DISCUSSION—This year, amended legislation has been filed to specifically address the issues raised last year. House Bill 285 by Rep. Horner and SB 1578 by Sen. Baker provides that a release signed by a minor is valid if also signed by the minor’s parent or guardian. More specifically, parents are authorized, on behalf of their minor children, to waive and release, in advance, any claim or cause of action that accrues to any of their minor children to the same extent that any adults may do so on their own behalf.
To address some of the issues raised by the trial bar last year, the bill specifically excludes:
This language should go a long way towards giving reasonable protection from frivolous lawsuits against businesses, while at the same time, giving protection to children.
SOLUTION—Support HB 285 by Rep. Horner and SB 1578 by Sen. Baker.
PROBLEM—Because the assessment is collected as a surcharge to be paid only upon renewal, policyholders can avoid the surcharge or assessment by non-renewing their policy. This means:
DISCUSSION—This year’s Consumer Choice bill fixes the unintended problems above by mandating that anyone who enters Citizens must be informed about the potential of the first tier assessment and that assessments cannot be avoided by non-renewing.
Having the assessment stay with the policyholder is how all assessable private market carriers—including assessable mutuals, assessable reciprocals, workers’ compensation group self-insurance funds, medical malpractice funds, condo association pooling arrangements— avoid the problem. However, other assessable mechanisms have unlimited, joint and several assessments without any cap. Citizens’ policyholders are safeguarded by the 15 percent cap. For example, if a Citizens policyholder had an annual premium $1,200 in the HRA, their assessment could not exceed $180. This is current law.

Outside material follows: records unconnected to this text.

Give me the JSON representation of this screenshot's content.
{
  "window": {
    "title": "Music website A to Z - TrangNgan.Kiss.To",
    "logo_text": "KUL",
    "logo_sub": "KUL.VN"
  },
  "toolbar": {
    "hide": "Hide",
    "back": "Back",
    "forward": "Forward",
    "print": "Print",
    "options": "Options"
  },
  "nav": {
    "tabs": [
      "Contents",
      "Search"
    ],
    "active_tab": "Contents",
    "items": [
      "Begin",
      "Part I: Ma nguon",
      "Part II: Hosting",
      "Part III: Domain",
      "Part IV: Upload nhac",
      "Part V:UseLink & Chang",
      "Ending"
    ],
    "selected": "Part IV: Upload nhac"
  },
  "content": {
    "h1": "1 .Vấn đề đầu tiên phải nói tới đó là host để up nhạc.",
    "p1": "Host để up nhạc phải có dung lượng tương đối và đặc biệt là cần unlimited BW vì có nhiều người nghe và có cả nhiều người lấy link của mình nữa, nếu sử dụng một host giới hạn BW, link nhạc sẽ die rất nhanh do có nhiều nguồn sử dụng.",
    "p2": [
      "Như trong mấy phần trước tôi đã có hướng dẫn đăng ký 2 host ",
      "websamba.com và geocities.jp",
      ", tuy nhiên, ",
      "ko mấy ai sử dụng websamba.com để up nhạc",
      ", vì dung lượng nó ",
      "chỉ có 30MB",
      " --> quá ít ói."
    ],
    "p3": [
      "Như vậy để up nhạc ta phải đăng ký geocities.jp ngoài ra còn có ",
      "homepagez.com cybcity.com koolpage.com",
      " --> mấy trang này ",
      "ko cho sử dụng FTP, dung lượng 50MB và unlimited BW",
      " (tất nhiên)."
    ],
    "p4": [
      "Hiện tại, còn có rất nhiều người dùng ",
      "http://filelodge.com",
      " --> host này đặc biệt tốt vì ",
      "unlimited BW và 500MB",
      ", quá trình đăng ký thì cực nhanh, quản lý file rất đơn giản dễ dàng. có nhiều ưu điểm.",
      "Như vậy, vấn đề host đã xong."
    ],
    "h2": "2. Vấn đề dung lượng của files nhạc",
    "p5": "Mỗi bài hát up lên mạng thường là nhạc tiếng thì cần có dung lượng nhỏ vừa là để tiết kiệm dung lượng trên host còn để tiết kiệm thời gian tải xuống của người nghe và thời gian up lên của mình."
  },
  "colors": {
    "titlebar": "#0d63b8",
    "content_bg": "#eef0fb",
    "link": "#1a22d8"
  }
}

SOLUTION—While there may be other methods of ensuring the assessment is actually paid, the 2010 Consumer Choice bill provision uses the most common approach employed by other assessable risk transfer mechanisms. Support SB 876 by Sen. Bennett and HB 447 by Rep. Proctor.
2010 Legislative Summary